Clinton Lewis, a lifelong resident whose family owned businesses in town, echoed Tyler’s comments. A former caterer who now cooks at the First Montclair House on Walnut Street, Lewis said if he’s short on something, he has to go to either West Orange or Bloomfield to shop.
“Why do we have to spend our money in another town? It doesn’t make sense,” Lewis said.
He had been going to the shopping center almost 40 years, and had mastered the aisles at the Pathmark.
“It’s depressing to walk through those doors and see this,” he said.
Other organizations are helping to fill the void, especially for those who relied on the Pathmark a their source for food. Jose German of the Montclair-based Northeast Earth Coalition and Mary Z. Scotti of the NEEC and 73 See Gallery on Pine Street, spoke on Sunday about community gardens and other service endeavors they are managing in the town.
Trina Paulus, a 37-year resident of Montclair who spoke Sunday, recalled when she heard the Pathmark was closing and felt bad for those affected, including employees who would lose their jobs. She said a collective will between the local government and community can move things forward.

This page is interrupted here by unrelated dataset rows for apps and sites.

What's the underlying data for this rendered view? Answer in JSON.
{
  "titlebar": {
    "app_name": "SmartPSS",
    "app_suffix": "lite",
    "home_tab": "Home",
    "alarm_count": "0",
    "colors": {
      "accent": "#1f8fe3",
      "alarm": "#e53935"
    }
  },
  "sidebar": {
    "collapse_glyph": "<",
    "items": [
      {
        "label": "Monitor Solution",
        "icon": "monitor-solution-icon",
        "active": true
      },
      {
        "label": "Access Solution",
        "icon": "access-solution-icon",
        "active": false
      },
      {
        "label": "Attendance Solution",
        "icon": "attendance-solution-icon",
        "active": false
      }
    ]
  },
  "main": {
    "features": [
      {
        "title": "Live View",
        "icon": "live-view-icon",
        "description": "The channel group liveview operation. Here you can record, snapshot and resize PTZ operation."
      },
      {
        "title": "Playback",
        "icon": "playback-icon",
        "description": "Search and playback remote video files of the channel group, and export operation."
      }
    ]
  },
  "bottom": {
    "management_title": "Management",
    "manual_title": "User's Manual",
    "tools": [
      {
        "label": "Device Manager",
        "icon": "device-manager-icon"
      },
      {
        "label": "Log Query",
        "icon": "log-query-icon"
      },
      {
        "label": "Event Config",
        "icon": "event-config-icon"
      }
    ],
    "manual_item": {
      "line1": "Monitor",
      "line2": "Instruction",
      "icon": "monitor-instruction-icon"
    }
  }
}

“I remember what the presidents said – if you want something, you have to push me. So we got to push, and this is an effort,” she said.

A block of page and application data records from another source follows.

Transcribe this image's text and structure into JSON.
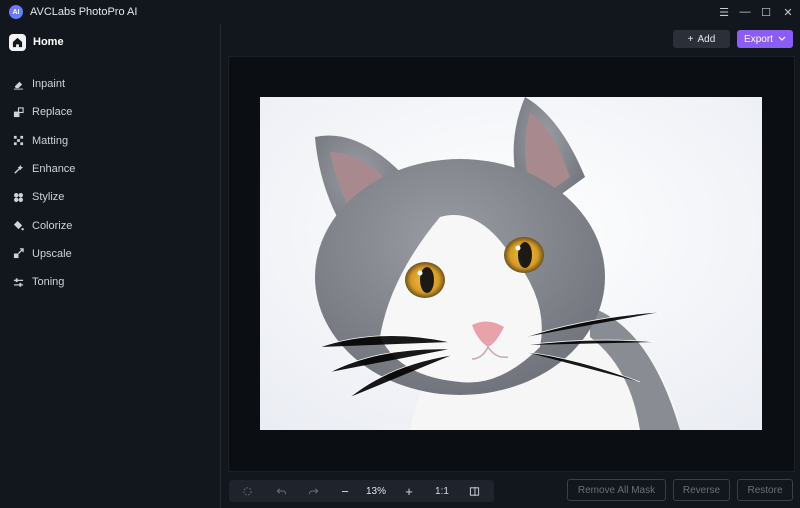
{
  "app": {
    "title": "AVCLabs PhotoPro AI",
    "logo_text": "AI"
  },
  "window_controls": {
    "menu": "☰",
    "minimize": "—",
    "maximize": "☐",
    "close": "✕"
  },
  "sidebar": {
    "home_label": "Home",
    "items": [
      {
        "label": "Inpaint",
        "icon": "eraser-icon"
      },
      {
        "label": "Replace",
        "icon": "replace-icon"
      },
      {
        "label": "Matting",
        "icon": "matting-icon"
      },
      {
        "label": "Enhance",
        "icon": "enhance-icon"
      },
      {
        "label": "Stylize",
        "icon": "stylize-icon"
      },
      {
        "label": "Colorize",
        "icon": "colorize-icon"
      },
      {
        "label": "Upscale",
        "icon": "upscale-icon"
      },
      {
        "label": "Toning",
        "icon": "toning-icon"
      }
    ]
  },
  "header": {
    "add_label": "Add",
    "add_glyph": "+",
    "export_label": "Export",
    "export_glyph": "⌄"
  },
  "toolbar": {
    "zoom_out": "−",
    "zoom_level": "13%",
    "zoom_in": "+",
    "actual_size": "1:1"
  },
  "actions": {
    "remove_all_mask": "Remove All Mask",
    "reverse": "Reverse",
    "restore": "Restore"
  },
  "colors": {
    "accent": "#8b5cf6",
    "background": "#12161d",
    "canvas": "#0b0e13"
  }
}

“We need a Fourth Ward grocery store that will intentionally accommodate the many roles our grocery stores have served over the years,” Baskerville said in a written statement. “They have been market places not only for food for our bodies, but market places for exchanges among and between residents—places where new ideas are germinated, information exchanged about community events and information.”
Cruz has also started a petition on change.org, requesting that the developers confirm their commitment “to the installation of a grocery store within 14 months with pricing that is convenient not just for the future of new migrants entering this town but affordable to current residents making $30,000 in a fiscal year.”
The petition also requests a farmer’s market be located in Lackawanna Plaza that would offer fresh produce, toiletries and other basic needs, as well as a ride-share program to access other supermarkets.
He said he was expecting 20 to 100 people on Sunday, but “anything is good to get the conversation going.”